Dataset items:
============
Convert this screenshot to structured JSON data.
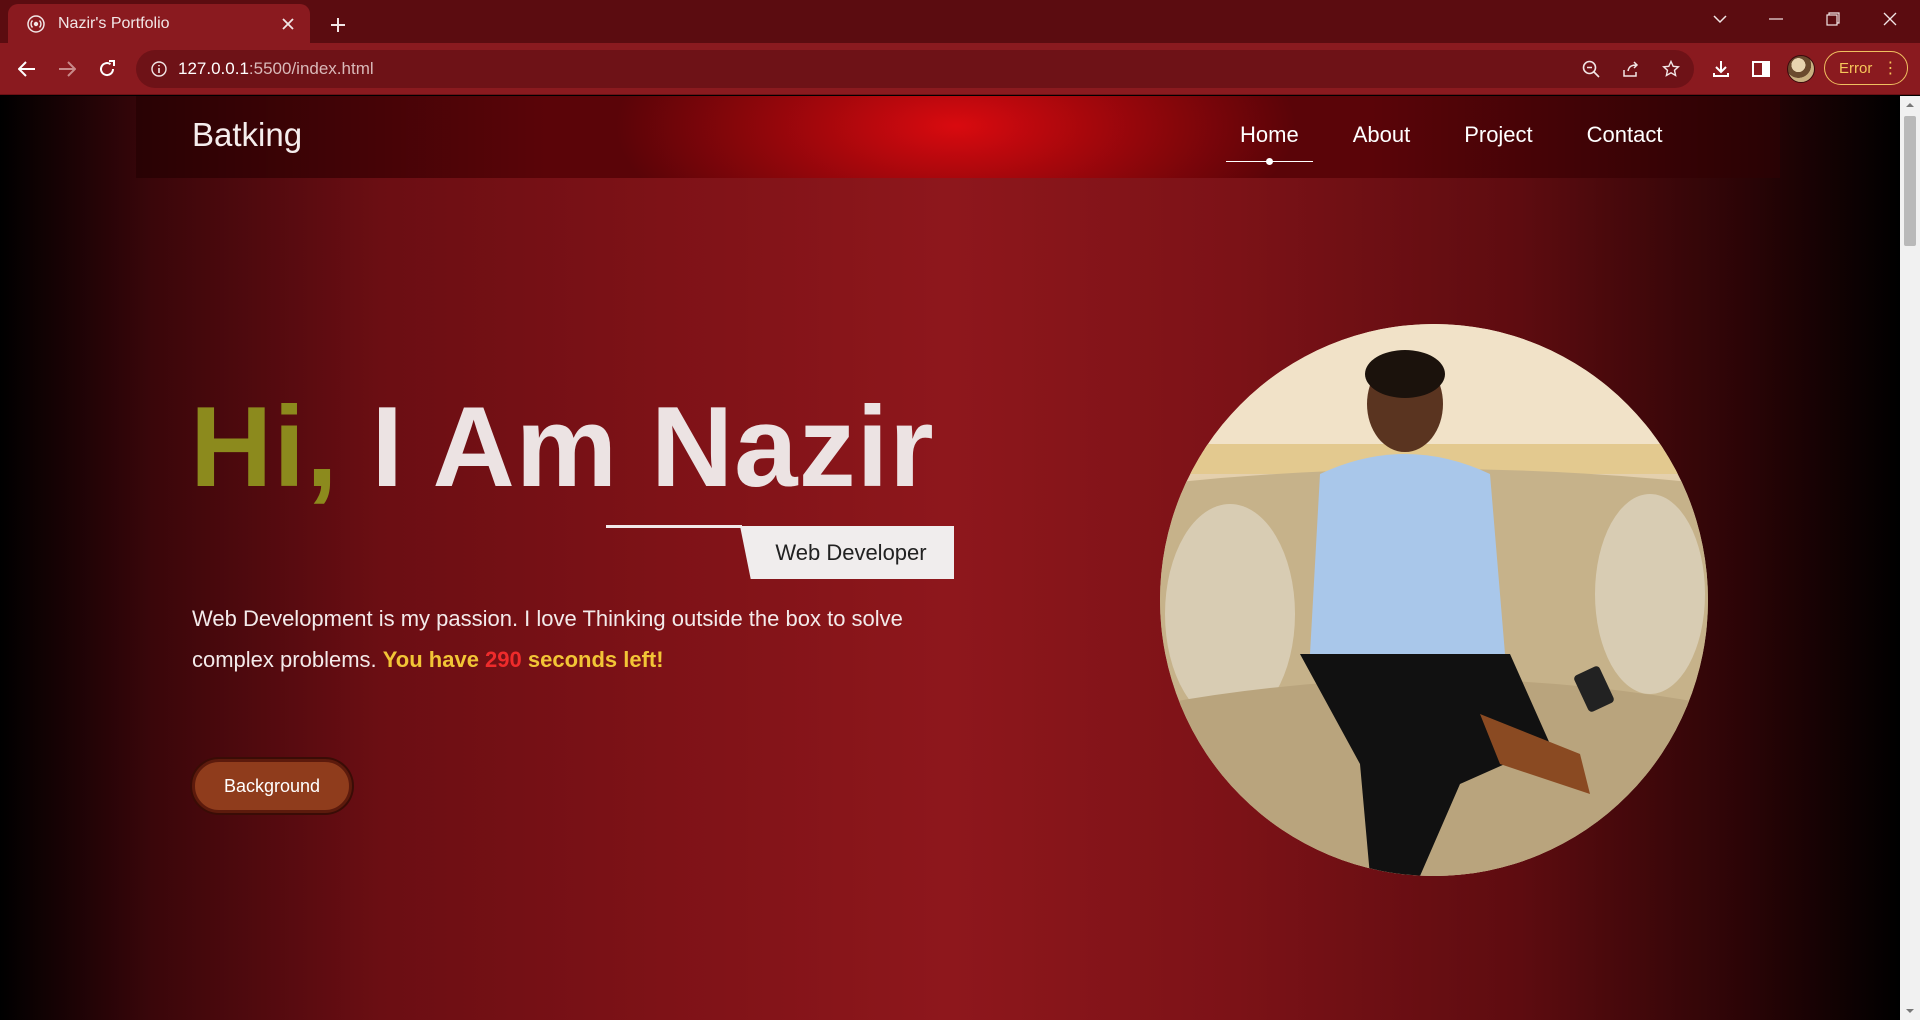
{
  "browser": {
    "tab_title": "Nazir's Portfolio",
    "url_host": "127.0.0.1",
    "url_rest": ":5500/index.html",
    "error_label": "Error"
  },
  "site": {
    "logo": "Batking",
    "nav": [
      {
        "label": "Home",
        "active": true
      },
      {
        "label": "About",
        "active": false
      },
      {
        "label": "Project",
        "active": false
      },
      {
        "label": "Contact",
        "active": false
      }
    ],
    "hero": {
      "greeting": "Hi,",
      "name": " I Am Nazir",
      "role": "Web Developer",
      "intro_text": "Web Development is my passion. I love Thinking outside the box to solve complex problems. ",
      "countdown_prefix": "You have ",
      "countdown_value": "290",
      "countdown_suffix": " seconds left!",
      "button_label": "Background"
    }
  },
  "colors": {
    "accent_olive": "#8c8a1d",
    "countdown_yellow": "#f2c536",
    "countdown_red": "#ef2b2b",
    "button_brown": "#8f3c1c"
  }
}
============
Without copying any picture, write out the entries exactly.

▸ ANSWER BOX:
Convert this screenshot to structured JSON data.
{
  "browser": {
    "tab_title": "Nazir's Portfolio",
    "url_host": "127.0.0.1",
    "url_rest": ":5500/index.html",
    "error_label": "Error"
  },
  "site": {
    "logo": "Batking",
    "nav": [
      {
        "label": "Home",
        "active": true
      },
      {
        "label": "About",
        "active": false
      },
      {
        "label": "Project",
        "active": false
      },
      {
        "label": "Contact",
        "active": false
      }
    ],
    "hero": {
      "greeting": "Hi,",
      "name": " I Am Nazir",
      "role": "Web Developer",
      "intro_text": "Web Development is my passion. I love Thinking outside the box to solve complex problems. ",
      "countdown_prefix": "You have ",
      "countdown_value": "290",
      "countdown_suffix": " seconds left!",
      "button_label": "Background"
    }
  },
  "colors": {
    "accent_olive": "#8c8a1d",
    "countdown_yellow": "#f2c536",
    "countdown_red": "#ef2b2b",
    "button_brown": "#8f3c1c"
  }
}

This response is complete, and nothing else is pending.